September 19th, 2011 by Ann Zerkle
Scott submitted an interesting article for us to discuss (see previous post here). The title of the article is “Jobs made Apple great by ignoring profit.” Below are a few quotes to help focus analysis:
As paradoxical as it is that the pursuit of profit is what causes the long-term failure of companies, I believe that Apple’s lack of focus on profitability has actually made it one of the most successful companies in the history of capitalism.
Andy and David both left comments on last week’s post that questioned what exactly the authors mean by profit. This is a great place to start. From the tone of the article, references to Wall Street and the typical mental model most people have about profit, I suspect this author means accounting profit: Total Revenue – Total Costs =Profit. With the reference to Wall Street earlier in the article, it may be they are thinking of quarterly profits. David and Andy both suspected Apple’s focus was on value creation.
Apple’s focus is on making truly great products — products so great that its own employees want to use them. That philosophy has made Apple one of the most innovative companies in the world. Steve Jobs’ legacy isn’t the Mac. It’s not the iPhone. Or the iPad. His legacy is in the creation of Apple itself, reminding us that profit is not the ultimate goal, but rather a consequence of something greater.
This quote makes me think Apple was/is focused on value creation and their profit was/is an indicator of that value. The “something greater” might be value creation (I don’t think people on the outside can know for sure). For analysts who are focused on quarterly profit, it seems outrageous to release a product (iPad) that cuts into one of your most recognized businesses (laptops and computers). However, for a company focused on long run value creation, it seems much less worrisome.
As I read the article, I wondered what other aspects of the organization were in place to allow this attitude (which I believe is a focus on value creation) to emerge. Clearly there were some values and beliefs in play supporting the strategy. This quote hints that folks at Apple may have a point of view on creative destruction:
Despite being perceived as a premium, high-end player, Apple under Job’s leadership has not simply managed to avoid being disrupted by others, it has disrupted entire industries — many of them. Even more impressive, it’s disrupting itself.
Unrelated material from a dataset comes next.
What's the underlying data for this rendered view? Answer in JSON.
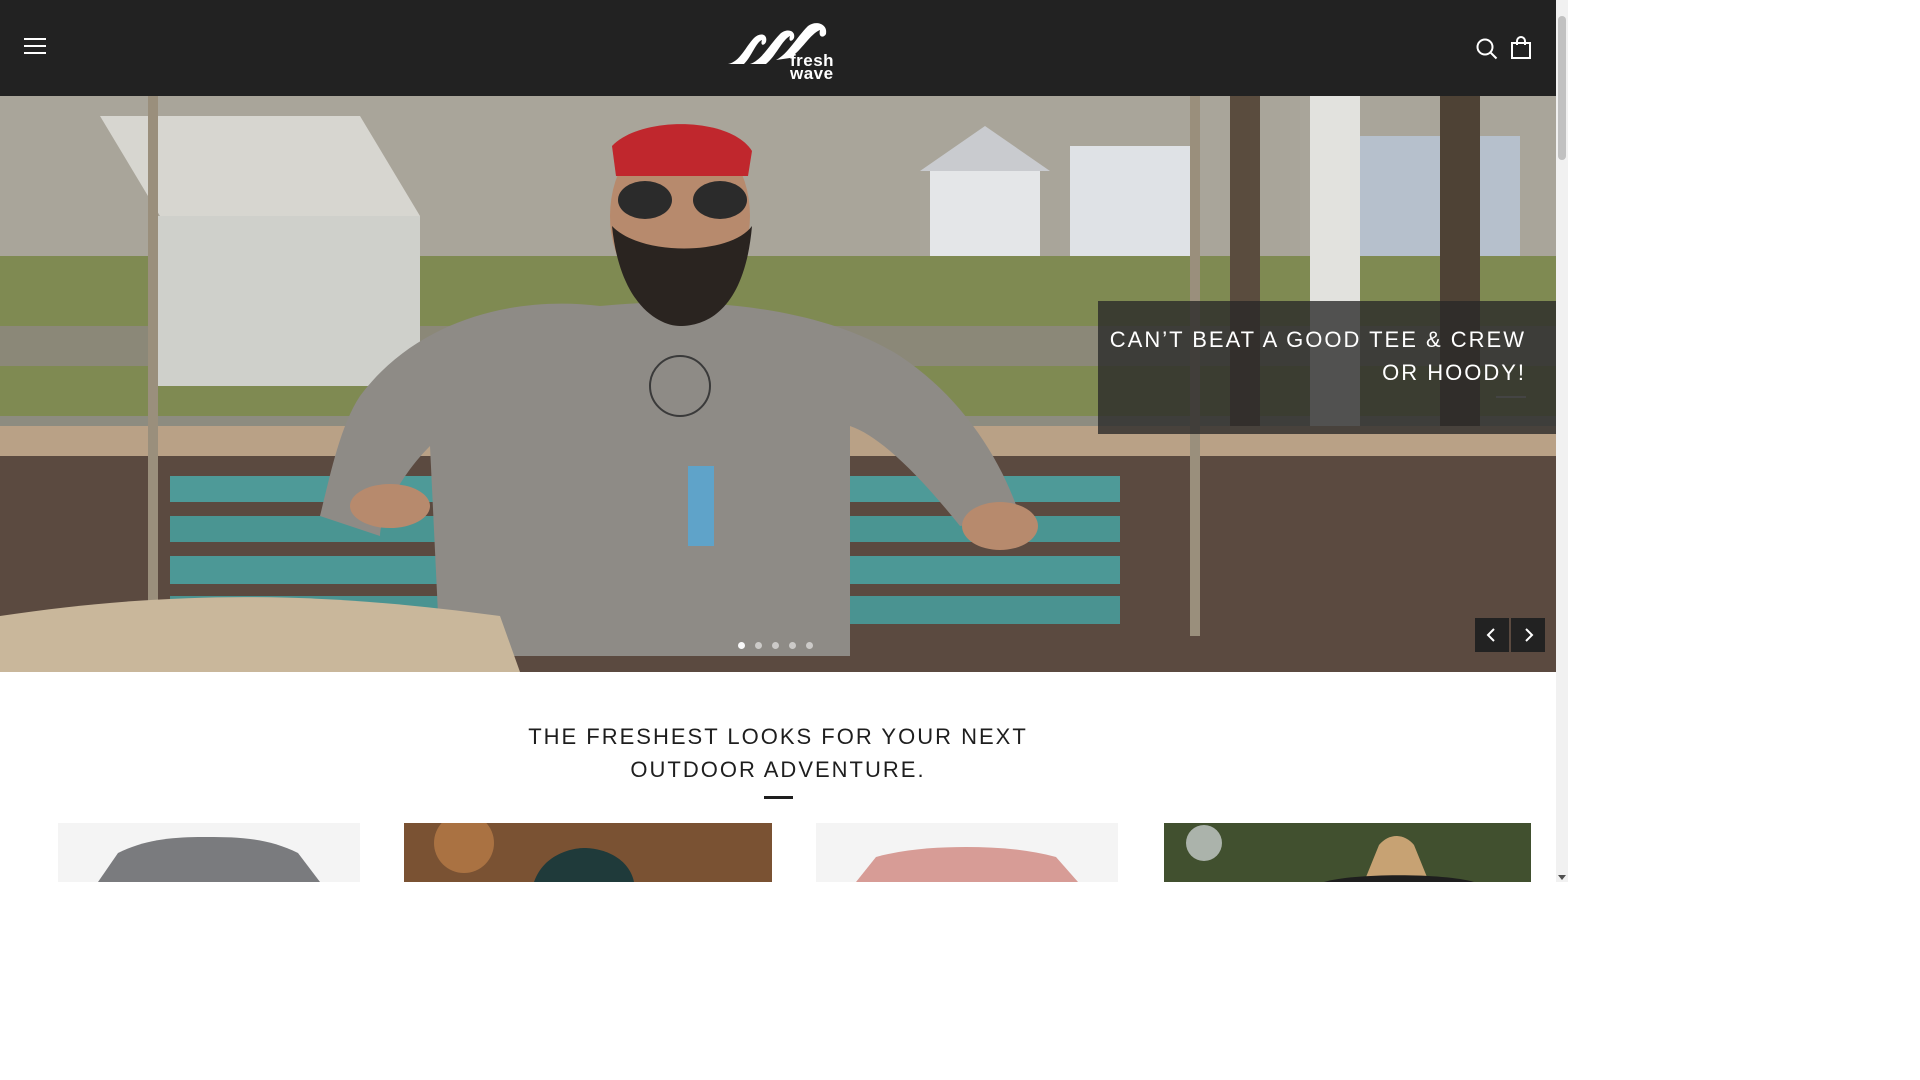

It seems to me people working at Apple have a shared value around innovation and believe the cool-factor is important. If the company is solidly focused on value creation, then a clear understanding of their customers, when and how the value is created and other aspects of vision must be in place. Imagine having a company full of people who do not understand value creation AND are ignoring profit.
As David pointed out in his comment, maybe the authors are using a bit of exaggeration. At one point the author says Jobs was “eschewing” profit. Putting aside the specifics of Apple, let’s focus on some big picture ideas. With all these ideas about value creation versus profit, can any for-profit company truly ignore accounting profit? Does MBM suggest we ignore or eschew profit?